- British Format: Day Month Year (with a th, st or rd attached to the day).
- American Format: Month Day, Year (without a th, st or rd attached to the day).
- We would recommend including the day of the week and the year on your wedding invitations laying them out like this: On Saturday, 16th August 2025.
- The th, st or rd of the date should be in superscript but this cannot always be added via our editing tool, so our graphic designers will adjust the date appropriately.
- If you would like to write out the date in words then only the day of the week and the month should be in capital letters e.g. On Saturday, the sixteenth of August two thousand and twenty-five.
How to write the time on your wedding invitations
- Writing out the time in words: this is the most traditional way to write the time on wedding invitations and will need to include reference to the morning or the afternoon. For example: at two o’clock in the afternoon.
- Writing out the time in numbers: separate the hours and minutes by a full stop or a colon. You will then need to add am or pm leaving a space after the minutes. For example: at 2:00 pm.
- Writing out the time in the twenty-four-hour clock: you do not need to include am/pm with times in the twenty for hour clock.
How to present your contact details on your wedding invitations

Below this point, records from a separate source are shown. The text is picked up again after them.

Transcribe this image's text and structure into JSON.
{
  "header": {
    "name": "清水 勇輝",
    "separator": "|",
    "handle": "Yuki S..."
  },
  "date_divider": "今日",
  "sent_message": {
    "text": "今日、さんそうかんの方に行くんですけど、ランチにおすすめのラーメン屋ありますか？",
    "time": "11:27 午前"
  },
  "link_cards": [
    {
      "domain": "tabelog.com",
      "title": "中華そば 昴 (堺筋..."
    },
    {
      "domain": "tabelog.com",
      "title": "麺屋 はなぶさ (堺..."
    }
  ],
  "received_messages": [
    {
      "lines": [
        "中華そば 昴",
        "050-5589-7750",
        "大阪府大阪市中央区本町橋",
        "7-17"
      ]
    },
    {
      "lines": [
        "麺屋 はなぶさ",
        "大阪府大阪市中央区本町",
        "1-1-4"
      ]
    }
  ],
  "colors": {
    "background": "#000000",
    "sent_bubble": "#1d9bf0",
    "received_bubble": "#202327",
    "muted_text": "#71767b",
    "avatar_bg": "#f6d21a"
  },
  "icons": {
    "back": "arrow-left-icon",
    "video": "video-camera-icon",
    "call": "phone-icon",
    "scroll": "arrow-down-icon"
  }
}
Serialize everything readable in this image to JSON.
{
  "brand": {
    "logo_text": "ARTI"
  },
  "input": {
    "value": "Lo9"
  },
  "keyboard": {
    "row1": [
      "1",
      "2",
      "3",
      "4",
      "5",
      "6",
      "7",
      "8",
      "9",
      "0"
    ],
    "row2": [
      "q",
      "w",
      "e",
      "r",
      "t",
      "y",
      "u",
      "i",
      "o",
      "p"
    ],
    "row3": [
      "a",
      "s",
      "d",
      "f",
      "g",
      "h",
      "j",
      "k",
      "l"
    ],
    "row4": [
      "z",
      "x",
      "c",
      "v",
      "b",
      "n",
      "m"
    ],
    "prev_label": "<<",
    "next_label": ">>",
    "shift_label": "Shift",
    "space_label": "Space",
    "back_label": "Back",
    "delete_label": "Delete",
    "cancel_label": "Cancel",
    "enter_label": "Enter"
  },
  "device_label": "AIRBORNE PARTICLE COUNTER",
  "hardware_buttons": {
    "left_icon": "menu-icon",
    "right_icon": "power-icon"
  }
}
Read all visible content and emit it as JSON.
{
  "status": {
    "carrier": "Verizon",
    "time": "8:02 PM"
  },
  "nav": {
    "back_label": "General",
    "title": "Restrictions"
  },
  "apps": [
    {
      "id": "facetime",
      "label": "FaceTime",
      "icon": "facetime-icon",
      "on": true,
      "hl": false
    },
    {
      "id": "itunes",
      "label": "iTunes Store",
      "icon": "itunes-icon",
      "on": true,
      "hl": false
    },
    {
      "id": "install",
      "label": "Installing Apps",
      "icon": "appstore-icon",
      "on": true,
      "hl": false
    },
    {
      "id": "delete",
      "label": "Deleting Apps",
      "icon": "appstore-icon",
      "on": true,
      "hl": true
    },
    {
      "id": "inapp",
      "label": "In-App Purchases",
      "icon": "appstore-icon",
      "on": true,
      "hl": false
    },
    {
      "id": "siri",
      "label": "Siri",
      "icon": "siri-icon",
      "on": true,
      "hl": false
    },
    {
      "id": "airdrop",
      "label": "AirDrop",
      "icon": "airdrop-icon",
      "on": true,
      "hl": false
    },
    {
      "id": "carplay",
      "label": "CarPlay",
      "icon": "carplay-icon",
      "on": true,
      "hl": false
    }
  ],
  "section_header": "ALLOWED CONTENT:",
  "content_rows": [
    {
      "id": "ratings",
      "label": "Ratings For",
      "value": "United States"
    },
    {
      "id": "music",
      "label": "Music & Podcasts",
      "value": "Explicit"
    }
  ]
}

- Separate phone numbers into blocks of two or three numbers to make them easier to follow.
- If all of the elements of your address are separated by single lines then you do not need to add commas to the end of each line.
- If your address is written across one line the commas are required between the house name, road, town and county.
- No comma is required between the county and the postcode.
How to write your wedding invitations in the first or third person
- For more traditional wedding invitation wording use the third person, for example, “Chelsea Daniels and Aaron Harrison invite you to their wedding” or “...request the pleasure of your company at their marriage”.
- For more informal wedding invitation wording you may like to use the first person “We, Chelsea and Aaron, invite you to our wedding.
Common spelling errors to look out for on wedding invitations
Don’t forget the “a” in “dietary” when asking your guests for their “dietary requirements”
Remember that “Accommodation” has two c’s and two m’s